WORK INSTRUCTION - Output every record exactly, apart from its images.

┌──

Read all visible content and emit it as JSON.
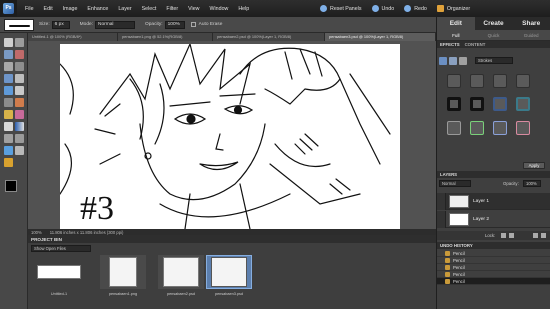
{
  "app": {
    "logo_text": "Ps"
  },
  "menubar": {
    "items": [
      "File",
      "Edit",
      "Image",
      "Enhance",
      "Layer",
      "Select",
      "Filter",
      "View",
      "Window",
      "Help"
    ],
    "right_items": [
      "Reset Panels",
      "Undo",
      "Redo",
      "Organizer"
    ]
  },
  "options": {
    "size_label": "Size:",
    "size_value": "6 px",
    "mode_label": "Mode:",
    "mode_value": "Normal",
    "opacity_label": "Opacity:",
    "opacity_value": "100%",
    "auto_erase_label": "Auto Erase"
  },
  "doc_tabs": [
    "Untitled-1 @ 100% (RGB/8*)",
    "pensabaen1.png @ 52.1%(RGB/8)",
    "pensabaen2.psd @ 100%(Layer 1, RGB/8)",
    "pensabaen3.psd @ 100%(Layer 1, RGB/8)"
  ],
  "active_doc_tab": 3,
  "status": {
    "zoom": "100%",
    "doc_size": "11.806 inches x 11.806 inches (300 ppi)"
  },
  "project_bin": {
    "title": "PROJECT BIN",
    "show_label": "Show Open Files",
    "items": [
      {
        "caption": "Untitled-1"
      },
      {
        "caption": "pensabaen1.png"
      },
      {
        "caption": "pensabaen2.psd"
      },
      {
        "caption": "pensabaen3.psd"
      }
    ]
  },
  "right_panel": {
    "mode_tabs": [
      "Edit",
      "Create",
      "Share"
    ],
    "sub_tabs": [
      "Full",
      "Quick",
      "Guided"
    ],
    "effects_tabs": [
      "EFFECTS",
      "CONTENT"
    ],
    "effects_dropdown": "Strokes",
    "apply_label": "Apply",
    "layers_title": "LAYERS",
    "blend_mode": "Normal",
    "layers_opacity_label": "Opacity:",
    "layers_opacity": "100%",
    "lock_label": "Lock:",
    "layers": [
      {
        "name": "Layer 1"
      },
      {
        "name": "Layer 2"
      }
    ],
    "undo_title": "UNDO HISTORY",
    "undo_items": [
      "Pencil",
      "Pencil",
      "Pencil",
      "Pencil",
      "Pencil"
    ]
  },
  "canvas": {
    "annotation": "#3"
  },
  "colors": {
    "accent": "#4f86c6",
    "panel": "#3f3f3f"
  }
}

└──

EXERCISE RESPONSE -
Read all visible content and emit it as JSON.
{
  "app": {
    "logo_text": "Ps"
  },
  "menubar": {
    "items": [
      "File",
      "Edit",
      "Image",
      "Enhance",
      "Layer",
      "Select",
      "Filter",
      "View",
      "Window",
      "Help"
    ],
    "right_items": [
      "Reset Panels",
      "Undo",
      "Redo",
      "Organizer"
    ]
  },
  "options": {
    "size_label": "Size:",
    "size_value": "6 px",
    "mode_label": "Mode:",
    "mode_value": "Normal",
    "opacity_label": "Opacity:",
    "opacity_value": "100%",
    "auto_erase_label": "Auto Erase"
  },
  "doc_tabs": [
    "Untitled-1 @ 100% (RGB/8*)",
    "pensabaen1.png @ 52.1%(RGB/8)",
    "pensabaen2.psd @ 100%(Layer 1, RGB/8)",
    "pensabaen3.psd @ 100%(Layer 1, RGB/8)"
  ],
  "active_doc_tab": 3,
  "status": {
    "zoom": "100%",
    "doc_size": "11.806 inches x 11.806 inches (300 ppi)"
  },
  "project_bin": {
    "title": "PROJECT BIN",
    "show_label": "Show Open Files",
    "items": [
      {
        "caption": "Untitled-1"
      },
      {
        "caption": "pensabaen1.png"
      },
      {
        "caption": "pensabaen2.psd"
      },
      {
        "caption": "pensabaen3.psd"
      }
    ]
  },
  "right_panel": {
    "mode_tabs": [
      "Edit",
      "Create",
      "Share"
    ],
    "sub_tabs": [
      "Full",
      "Quick",
      "Guided"
    ],
    "effects_tabs": [
      "EFFECTS",
      "CONTENT"
    ],
    "effects_dropdown": "Strokes",
    "apply_label": "Apply",
    "layers_title": "LAYERS",
    "blend_mode": "Normal",
    "layers_opacity_label": "Opacity:",
    "layers_opacity": "100%",
    "lock_label": "Lock:",
    "layers": [
      {
        "name": "Layer 1"
      },
      {
        "name": "Layer 2"
      }
    ],
    "undo_title": "UNDO HISTORY",
    "undo_items": [
      "Pencil",
      "Pencil",
      "Pencil",
      "Pencil",
      "Pencil"
    ]
  },
  "canvas": {
    "annotation": "#3"
  },
  "colors": {
    "accent": "#4f86c6",
    "panel": "#3f3f3f"
  }
}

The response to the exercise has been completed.